The details of the steam powered train became more interesting as we climbed. We saw the train yard, with its mound of coal, shovels idle, although clearly they were used to feel the coal elevator manually. We stopped for water twice, water stored from mountain streams. In the old days, the train would pump water out of any stream along the way. Our engine was the largest ever made, weighing in at 169 tons, and it produced more power than was needed to push our four tourist cars up the mountain. So the boiler constantly let off steam, puffing huge white plumes. The whistle let off puffs of steam as well.

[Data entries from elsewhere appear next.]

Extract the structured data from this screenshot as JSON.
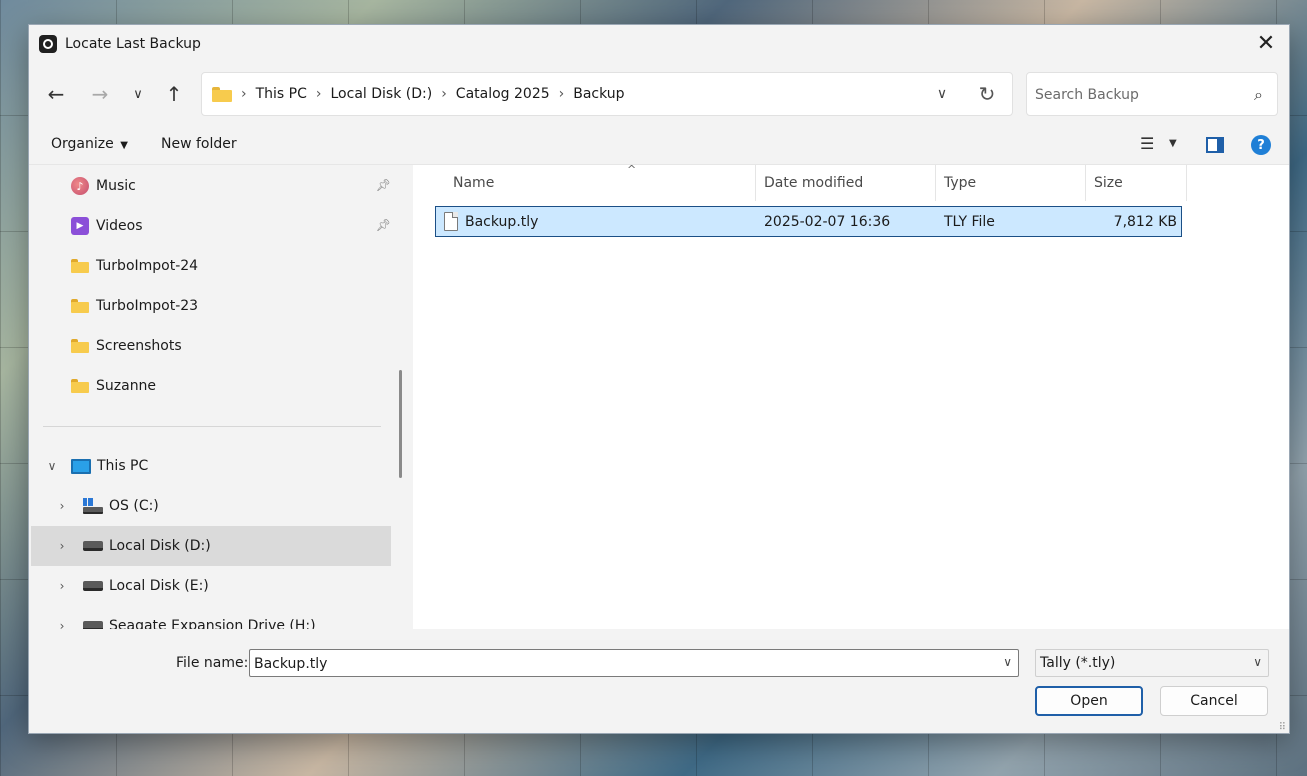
{
  "window": {
    "title": "Locate Last Backup"
  },
  "nav": {
    "back_icon": "arrow-left-icon",
    "forward_icon": "arrow-right-icon",
    "recent_icon": "chevron-down-icon",
    "up_icon": "arrow-up-icon",
    "breadcrumb": [
      "This PC",
      "Local Disk (D:)",
      "Catalog 2025",
      "Backup"
    ],
    "search_placeholder": "Search Backup"
  },
  "toolbar": {
    "organize_label": "Organize",
    "new_folder_label": "New folder"
  },
  "sidebar": {
    "quick_access": [
      {
        "label": "Music",
        "icon": "music-icon",
        "pinned": true
      },
      {
        "label": "Videos",
        "icon": "video-icon",
        "pinned": true
      },
      {
        "label": "TurboImpot-24",
        "icon": "folder-icon",
        "pinned": false
      },
      {
        "label": "TurboImpot-23",
        "icon": "folder-icon",
        "pinned": false
      },
      {
        "label": "Screenshots",
        "icon": "folder-icon",
        "pinned": false
      },
      {
        "label": "Suzanne",
        "icon": "folder-icon",
        "pinned": false
      }
    ],
    "this_pc": {
      "label": "This PC",
      "expanded": true
    },
    "drives": [
      {
        "label": "OS (C:)",
        "icon": "os-drive-icon",
        "selected": false
      },
      {
        "label": "Local Disk (D:)",
        "icon": "drive-icon",
        "selected": true
      },
      {
        "label": "Local Disk (E:)",
        "icon": "drive-icon",
        "selected": false
      },
      {
        "label": "Seagate Expansion Drive (H:)",
        "icon": "drive-icon",
        "selected": false
      }
    ]
  },
  "files": {
    "columns": [
      "Name",
      "Date modified",
      "Type",
      "Size"
    ],
    "rows": [
      {
        "name": "Backup.tly",
        "date": "2025-02-07 16:36",
        "type": "TLY File",
        "size": "7,812 KB",
        "selected": true
      }
    ]
  },
  "footer": {
    "file_name_label": "File name:",
    "file_name_value": "Backup.tly",
    "filter_value": "Tally (*.tly)",
    "open_label": "Open",
    "cancel_label": "Cancel"
  },
  "colors": {
    "selection_bg": "#cce8ff",
    "selection_border": "#1b4f86",
    "accent": "#1f5fa8"
  }
}
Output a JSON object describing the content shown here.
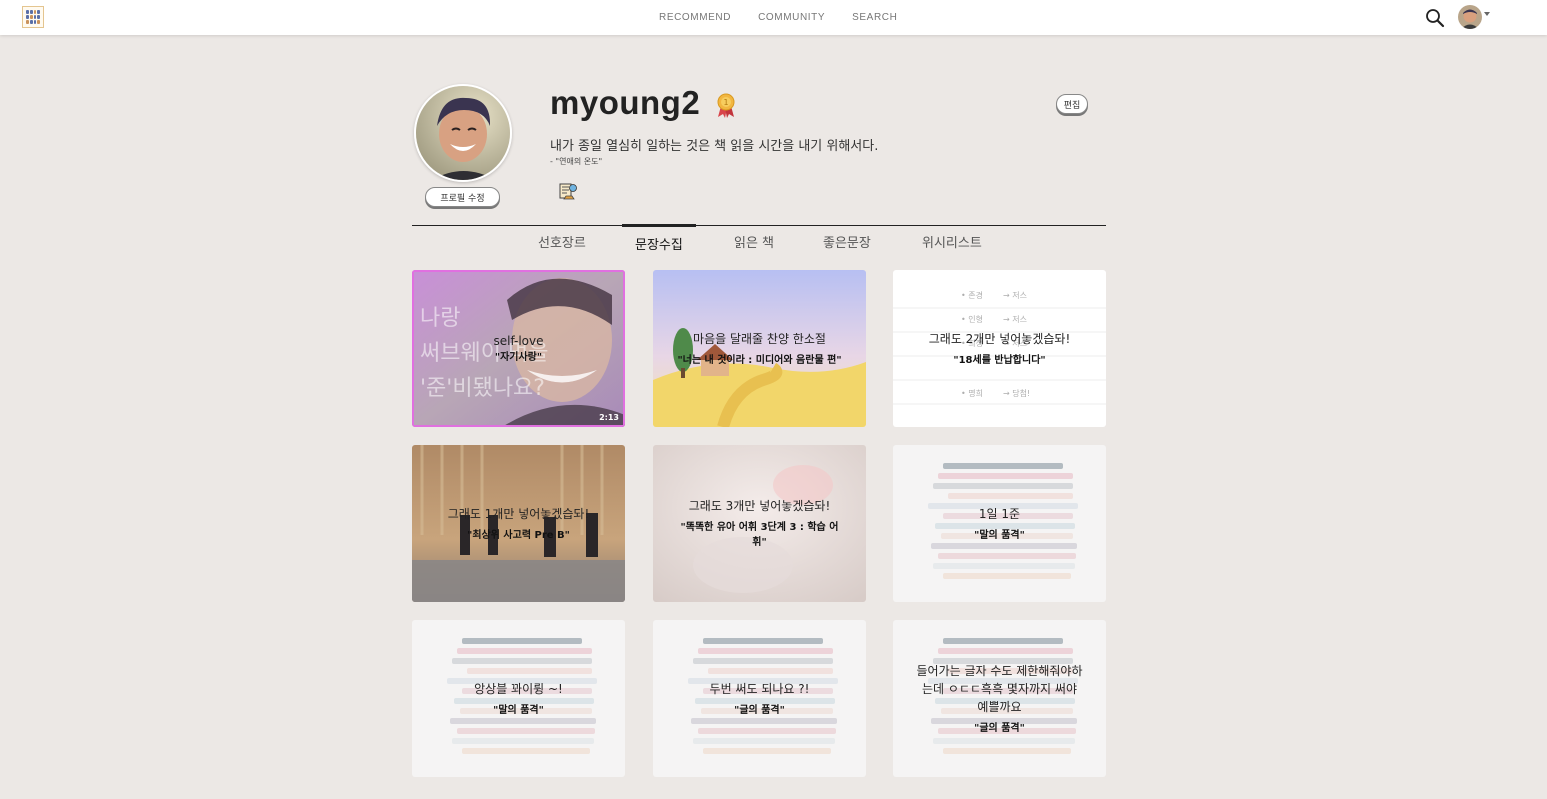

Seasonal employees man the train, and I thought at first the brakeman on each car had nothing to do. Then we started downhill. My view was of the woman brakeman in the car ahead. It took power to constantly turn the wheel to set the brakes just right, not so much they stopped the wheels, but enough they slowed the car from going too fast and hitting the car ahead. The brakemen worked as a chorus, checking the brakes visually by leaning out over the car, then waving okay to the car ahead and behind.
My woman was all business. In idle times, she talked about all the features of the train. She talked to her coworkers about hoping she could get on in the shop over the winter. Almost everyone in the state park system gets laid off at the end of the season and goes on unemployment unless they have a winter gig. It touched me to think about her living on the edge that way.
At the top of the mountain we stopped for a million dollar view from an observation tower. A kind gentlemen snapped this photo of us and emailed it to me when my batteries died at an unfortunate moment. A random act of kindness, and I received rather than gave.
Hello from West Virginia, almost heaven!